Skip the pictures and repeat each line of the data exactly.

____ Task inputs

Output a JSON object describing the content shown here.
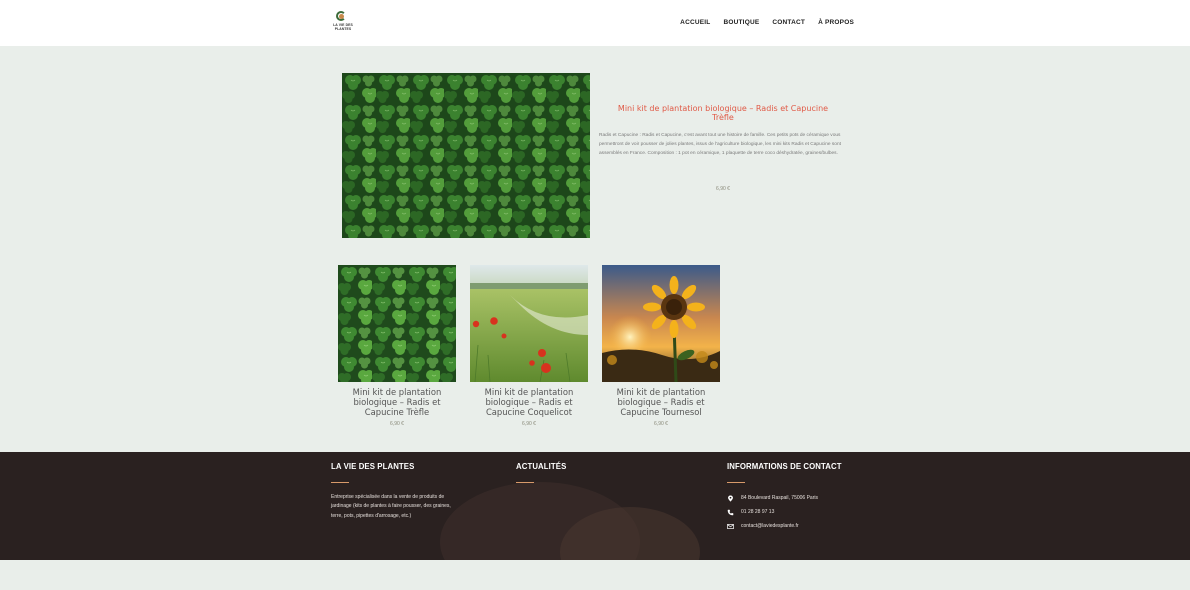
{
  "brand": {
    "logo_line1": "LA VIE DES",
    "logo_line2": "PLANTES"
  },
  "nav": {
    "items": [
      "ACCUEIL",
      "BOUTIQUE",
      "CONTACT",
      "À PROPOS"
    ]
  },
  "featured": {
    "title": "Mini kit de plantation biologique – Radis et Capucine Trèfle",
    "description": "Radis et Capucine : Radis et Capucine, c'est avant tout une histoire de famille. Ces petits pots de céramique vous permettront de voir pousser de jolies plantes, issus de l'agriculture biologique, les mini kits Radis et Capucine sont assemblés en France. Composition : 1 pot en céramique, 1 plaquette de terre coco déshydratée, graines/bulbes.",
    "price": "6,90 €"
  },
  "products": [
    {
      "title": "Mini kit de plantation biologique – Radis et Capucine Trèfle",
      "price": "6,90 €",
      "image": "clover"
    },
    {
      "title": "Mini kit de plantation biologique – Radis et Capucine Coquelicot",
      "price": "6,90 €",
      "image": "poppy-field"
    },
    {
      "title": "Mini kit de plantation biologique – Radis et Capucine Tournesol",
      "price": "6,90 €",
      "image": "sunflower"
    }
  ],
  "footer": {
    "about_heading": "LA VIE DES PLANTES",
    "about_text": "Entreprise spécialisée dans la vente de produits de jardinage (kits de plantes à faire pousser, des graines, terre, pots, pipettes d'arrosage, etc.)",
    "news_heading": "ACTUALITÉS",
    "contact_heading": "INFORMATIONS DE CONTACT",
    "address": "84 Boulevard Raspail, 75006 Paris",
    "phone": "01 28 28 97 13",
    "email": "contact@laviedesplante.fr"
  },
  "colors": {
    "accent": "#e05a47",
    "footer_bg": "#2a2120",
    "page_bg": "#e9eeea",
    "footer_line": "#d89a6a"
  }
}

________

▸ Answer box:
Output a JSON object describing the content shown here.
{
  "brand": {
    "logo_line1": "LA VIE DES",
    "logo_line2": "PLANTES"
  },
  "nav": {
    "items": [
      "ACCUEIL",
      "BOUTIQUE",
      "CONTACT",
      "À PROPOS"
    ]
  },
  "featured": {
    "title": "Mini kit de plantation biologique – Radis et Capucine Trèfle",
    "description": "Radis et Capucine : Radis et Capucine, c'est avant tout une histoire de famille. Ces petits pots de céramique vous permettront de voir pousser de jolies plantes, issus de l'agriculture biologique, les mini kits Radis et Capucine sont assemblés en France. Composition : 1 pot en céramique, 1 plaquette de terre coco déshydratée, graines/bulbes.",
    "price": "6,90 €"
  },
  "products": [
    {
      "title": "Mini kit de plantation biologique – Radis et Capucine Trèfle",
      "price": "6,90 €",
      "image": "clover"
    },
    {
      "title": "Mini kit de plantation biologique – Radis et Capucine Coquelicot",
      "price": "6,90 €",
      "image": "poppy-field"
    },
    {
      "title": "Mini kit de plantation biologique – Radis et Capucine Tournesol",
      "price": "6,90 €",
      "image": "sunflower"
    }
  ],
  "footer": {
    "about_heading": "LA VIE DES PLANTES",
    "about_text": "Entreprise spécialisée dans la vente de produits de jardinage (kits de plantes à faire pousser, des graines, terre, pots, pipettes d'arrosage, etc.)",
    "news_heading": "ACTUALITÉS",
    "contact_heading": "INFORMATIONS DE CONTACT",
    "address": "84 Boulevard Raspail, 75006 Paris",
    "phone": "01 28 28 97 13",
    "email": "contact@laviedesplante.fr"
  },
  "colors": {
    "accent": "#e05a47",
    "footer_bg": "#2a2120",
    "page_bg": "#e9eeea",
    "footer_line": "#d89a6a"
  }
}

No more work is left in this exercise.